(Data items)
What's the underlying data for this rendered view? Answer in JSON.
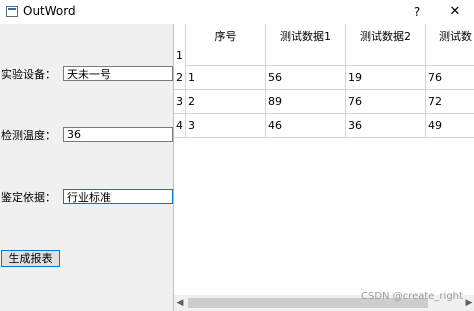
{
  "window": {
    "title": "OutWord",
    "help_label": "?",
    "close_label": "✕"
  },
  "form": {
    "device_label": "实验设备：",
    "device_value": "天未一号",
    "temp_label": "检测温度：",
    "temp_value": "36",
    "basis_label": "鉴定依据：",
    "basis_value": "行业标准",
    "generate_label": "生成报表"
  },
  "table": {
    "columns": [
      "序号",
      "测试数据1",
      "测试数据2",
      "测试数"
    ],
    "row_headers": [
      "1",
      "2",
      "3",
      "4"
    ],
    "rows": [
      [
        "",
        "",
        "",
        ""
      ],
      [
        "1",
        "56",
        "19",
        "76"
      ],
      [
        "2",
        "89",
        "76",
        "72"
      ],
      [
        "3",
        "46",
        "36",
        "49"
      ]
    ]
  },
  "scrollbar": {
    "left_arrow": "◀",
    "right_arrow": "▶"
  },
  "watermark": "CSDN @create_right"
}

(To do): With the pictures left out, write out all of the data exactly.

(The completed task):
What's the underlying data for this rendered view? Answer in JSON.
{
  "window": {
    "title": "OutWord",
    "help_label": "?",
    "close_label": "✕"
  },
  "form": {
    "device_label": "实验设备：",
    "device_value": "天未一号",
    "temp_label": "检测温度：",
    "temp_value": "36",
    "basis_label": "鉴定依据：",
    "basis_value": "行业标准",
    "generate_label": "生成报表"
  },
  "table": {
    "columns": [
      "序号",
      "测试数据1",
      "测试数据2",
      "测试数"
    ],
    "row_headers": [
      "1",
      "2",
      "3",
      "4"
    ],
    "rows": [
      [
        "",
        "",
        "",
        ""
      ],
      [
        "1",
        "56",
        "19",
        "76"
      ],
      [
        "2",
        "89",
        "76",
        "72"
      ],
      [
        "3",
        "46",
        "36",
        "49"
      ]
    ]
  },
  "scrollbar": {
    "left_arrow": "◀",
    "right_arrow": "▶"
  },
  "watermark": "CSDN @create_right"
}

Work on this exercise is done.